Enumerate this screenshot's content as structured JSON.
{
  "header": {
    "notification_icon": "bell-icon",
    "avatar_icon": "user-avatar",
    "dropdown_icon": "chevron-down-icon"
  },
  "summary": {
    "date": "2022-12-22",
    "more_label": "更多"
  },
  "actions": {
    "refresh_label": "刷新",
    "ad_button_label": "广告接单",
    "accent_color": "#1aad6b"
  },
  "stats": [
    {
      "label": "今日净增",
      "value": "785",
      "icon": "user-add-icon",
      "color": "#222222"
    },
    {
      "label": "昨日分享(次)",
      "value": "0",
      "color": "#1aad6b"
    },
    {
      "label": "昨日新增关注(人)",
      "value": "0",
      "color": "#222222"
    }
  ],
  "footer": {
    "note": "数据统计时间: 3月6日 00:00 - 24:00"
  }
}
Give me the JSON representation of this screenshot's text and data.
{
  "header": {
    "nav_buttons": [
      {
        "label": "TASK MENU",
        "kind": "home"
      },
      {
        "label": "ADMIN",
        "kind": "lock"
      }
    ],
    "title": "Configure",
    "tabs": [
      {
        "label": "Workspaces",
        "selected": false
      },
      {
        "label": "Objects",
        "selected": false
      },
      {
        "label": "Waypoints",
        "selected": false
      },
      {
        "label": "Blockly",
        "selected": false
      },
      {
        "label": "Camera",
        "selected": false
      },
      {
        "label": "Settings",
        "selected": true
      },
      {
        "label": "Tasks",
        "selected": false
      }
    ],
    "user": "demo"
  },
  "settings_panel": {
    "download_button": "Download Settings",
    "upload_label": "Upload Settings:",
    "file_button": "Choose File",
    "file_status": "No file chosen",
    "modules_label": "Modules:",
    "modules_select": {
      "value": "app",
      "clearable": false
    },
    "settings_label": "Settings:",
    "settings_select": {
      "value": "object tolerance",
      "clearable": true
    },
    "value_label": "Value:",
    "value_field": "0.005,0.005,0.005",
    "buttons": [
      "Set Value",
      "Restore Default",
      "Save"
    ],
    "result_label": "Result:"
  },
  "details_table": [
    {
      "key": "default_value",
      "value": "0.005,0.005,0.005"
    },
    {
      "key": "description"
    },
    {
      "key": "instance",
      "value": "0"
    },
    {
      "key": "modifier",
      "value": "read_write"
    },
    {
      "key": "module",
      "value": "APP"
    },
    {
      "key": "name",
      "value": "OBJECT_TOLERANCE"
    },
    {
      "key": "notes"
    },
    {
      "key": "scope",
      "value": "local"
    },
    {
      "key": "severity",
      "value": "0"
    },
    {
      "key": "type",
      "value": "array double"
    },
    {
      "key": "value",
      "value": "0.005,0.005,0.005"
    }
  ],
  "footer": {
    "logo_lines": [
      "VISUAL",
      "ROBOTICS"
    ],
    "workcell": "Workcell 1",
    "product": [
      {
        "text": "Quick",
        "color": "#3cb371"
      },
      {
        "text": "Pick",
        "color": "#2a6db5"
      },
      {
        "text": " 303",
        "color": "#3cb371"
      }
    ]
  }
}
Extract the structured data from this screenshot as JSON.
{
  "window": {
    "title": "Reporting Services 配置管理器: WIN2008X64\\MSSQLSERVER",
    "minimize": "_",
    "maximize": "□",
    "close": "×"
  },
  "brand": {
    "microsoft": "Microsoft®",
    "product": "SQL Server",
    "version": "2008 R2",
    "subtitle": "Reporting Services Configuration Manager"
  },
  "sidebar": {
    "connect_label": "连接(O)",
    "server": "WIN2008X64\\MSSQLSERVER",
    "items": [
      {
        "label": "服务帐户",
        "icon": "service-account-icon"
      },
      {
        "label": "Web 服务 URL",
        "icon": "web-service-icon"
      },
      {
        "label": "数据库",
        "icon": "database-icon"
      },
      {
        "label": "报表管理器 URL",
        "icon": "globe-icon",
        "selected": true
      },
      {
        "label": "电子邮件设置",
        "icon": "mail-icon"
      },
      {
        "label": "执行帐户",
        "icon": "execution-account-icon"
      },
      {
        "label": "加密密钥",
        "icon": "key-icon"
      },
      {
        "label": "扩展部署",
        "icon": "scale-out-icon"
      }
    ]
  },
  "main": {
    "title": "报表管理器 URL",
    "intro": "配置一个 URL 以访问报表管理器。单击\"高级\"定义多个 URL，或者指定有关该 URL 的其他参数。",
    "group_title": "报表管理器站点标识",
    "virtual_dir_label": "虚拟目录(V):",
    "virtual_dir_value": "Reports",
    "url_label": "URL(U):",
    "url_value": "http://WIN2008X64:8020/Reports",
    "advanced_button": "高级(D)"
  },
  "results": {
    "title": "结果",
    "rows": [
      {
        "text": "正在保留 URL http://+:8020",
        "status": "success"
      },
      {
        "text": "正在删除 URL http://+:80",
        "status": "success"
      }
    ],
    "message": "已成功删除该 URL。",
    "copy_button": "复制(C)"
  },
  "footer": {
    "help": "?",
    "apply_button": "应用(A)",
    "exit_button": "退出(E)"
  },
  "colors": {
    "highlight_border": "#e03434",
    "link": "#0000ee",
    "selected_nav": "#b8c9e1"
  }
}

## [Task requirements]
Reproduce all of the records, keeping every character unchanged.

## [Solution to the exercise]
Enumerate this screenshot's content as structured JSON.
{
  "header": {
    "notification_icon": "bell-icon",
    "avatar_icon": "user-avatar",
    "dropdown_icon": "chevron-down-icon"
  },
  "summary": {
    "date": "2022-12-22",
    "more_label": "更多"
  },
  "actions": {
    "refresh_label": "刷新",
    "ad_button_label": "广告接单",
    "accent_color": "#1aad6b"
  },
  "stats": [
    {
      "label": "今日净增",
      "value": "785",
      "icon": "user-add-icon",
      "color": "#222222"
    },
    {
      "label": "昨日分享(次)",
      "value": "0",
      "color": "#1aad6b"
    },
    {
      "label": "昨日新增关注(人)",
      "value": "0",
      "color": "#222222"
    }
  ],
  "footer": {
    "note": "数据统计时间: 3月6日 00:00 - 24:00"
  }
}
Give me the JSON representation of this screenshot's text and data.
{
  "header": {
    "nav_buttons": [
      {
        "label": "TASK MENU",
        "kind": "home"
      },
      {
        "label": "ADMIN",
        "kind": "lock"
      }
    ],
    "title": "Configure",
    "tabs": [
      {
        "label": "Workspaces",
        "selected": false
      },
      {
        "label": "Objects",
        "selected": false
      },
      {
        "label": "Waypoints",
        "selected": false
      },
      {
        "label": "Blockly",
        "selected": false
      },
      {
        "label": "Camera",
        "selected": false
      },
      {
        "label": "Settings",
        "selected": true
      },
      {
        "label": "Tasks",
        "selected": false
      }
    ],
    "user": "demo"
  },
  "settings_panel": {
    "download_button": "Download Settings",
    "upload_label": "Upload Settings:",
    "file_button": "Choose File",
    "file_status": "No file chosen",
    "modules_label": "Modules:",
    "modules_select": {
      "value": "app",
      "clearable": false
    },
    "settings_label": "Settings:",
    "settings_select": {
      "value": "object tolerance",
      "clearable": true
    },
    "value_label": "Value:",
    "value_field": "0.005,0.005,0.005",
    "buttons": [
      "Set Value",
      "Restore Default",
      "Save"
    ],
    "result_label": "Result:"
  },
  "details_table": [
    {
      "key": "default_value",
      "value": "0.005,0.005,0.005"
    },
    {
      "key": "description"
    },
    {
      "key": "instance",
      "value": "0"
    },
    {
      "key": "modifier",
      "value": "read_write"
    },
    {
      "key": "module",
      "value": "APP"
    },
    {
      "key": "name",
      "value": "OBJECT_TOLERANCE"
    },
    {
      "key": "notes"
    },
    {
      "key": "scope",
      "value": "local"
    },
    {
      "key": "severity",
      "value": "0"
    },
    {
      "key": "type",
      "value": "array double"
    },
    {
      "key": "value",
      "value": "0.005,0.005,0.005"
    }
  ],
  "footer": {
    "logo_lines": [
      "VISUAL",
      "ROBOTICS"
    ],
    "workcell": "Workcell 1",
    "product": [
      {
        "text": "Quick",
        "color": "#3cb371"
      },
      {
        "text": "Pick",
        "color": "#2a6db5"
      },
      {
        "text": " 303",
        "color": "#3cb371"
      }
    ]
  }
}
Extract the structured data from this screenshot as JSON.
{
  "window": {
    "title": "Reporting Services 配置管理器: WIN2008X64\\MSSQLSERVER",
    "minimize": "_",
    "maximize": "□",
    "close": "×"
  },
  "brand": {
    "microsoft": "Microsoft®",
    "product": "SQL Server",
    "version": "2008 R2",
    "subtitle": "Reporting Services Configuration Manager"
  },
  "sidebar": {
    "connect_label": "连接(O)",
    "server": "WIN2008X64\\MSSQLSERVER",
    "items": [
      {
        "label": "服务帐户",
        "icon": "service-account-icon"
      },
      {
        "label": "Web 服务 URL",
        "icon": "web-service-icon"
      },
      {
        "label": "数据库",
        "icon": "database-icon"
      },
      {
        "label": "报表管理器 URL",
        "icon": "globe-icon",
        "selected": true
      },
      {
        "label": "电子邮件设置",
        "icon": "mail-icon"
      },
      {
        "label": "执行帐户",
        "icon": "execution-account-icon"
      },
      {
        "label": "加密密钥",
        "icon": "key-icon"
      },
      {
        "label": "扩展部署",
        "icon": "scale-out-icon"
      }
    ]
  },
  "main": {
    "title": "报表管理器 URL",
    "intro": "配置一个 URL 以访问报表管理器。单击\"高级\"定义多个 URL，或者指定有关该 URL 的其他参数。",
    "group_title": "报表管理器站点标识",
    "virtual_dir_label": "虚拟目录(V):",
    "virtual_dir_value": "Reports",
    "url_label": "URL(U):",
    "url_value": "http://WIN2008X64:8020/Reports",
    "advanced_button": "高级(D)"
  },
  "results": {
    "title": "结果",
    "rows": [
      {
        "text": "正在保留 URL http://+:8020",
        "status": "success"
      },
      {
        "text": "正在删除 URL http://+:80",
        "status": "success"
      }
    ],
    "message": "已成功删除该 URL。",
    "copy_button": "复制(C)"
  },
  "footer": {
    "help": "?",
    "apply_button": "应用(A)",
    "exit_button": "退出(E)"
  },
  "colors": {
    "highlight_border": "#e03434",
    "link": "#0000ee",
    "selected_nav": "#b8c9e1"
  }
}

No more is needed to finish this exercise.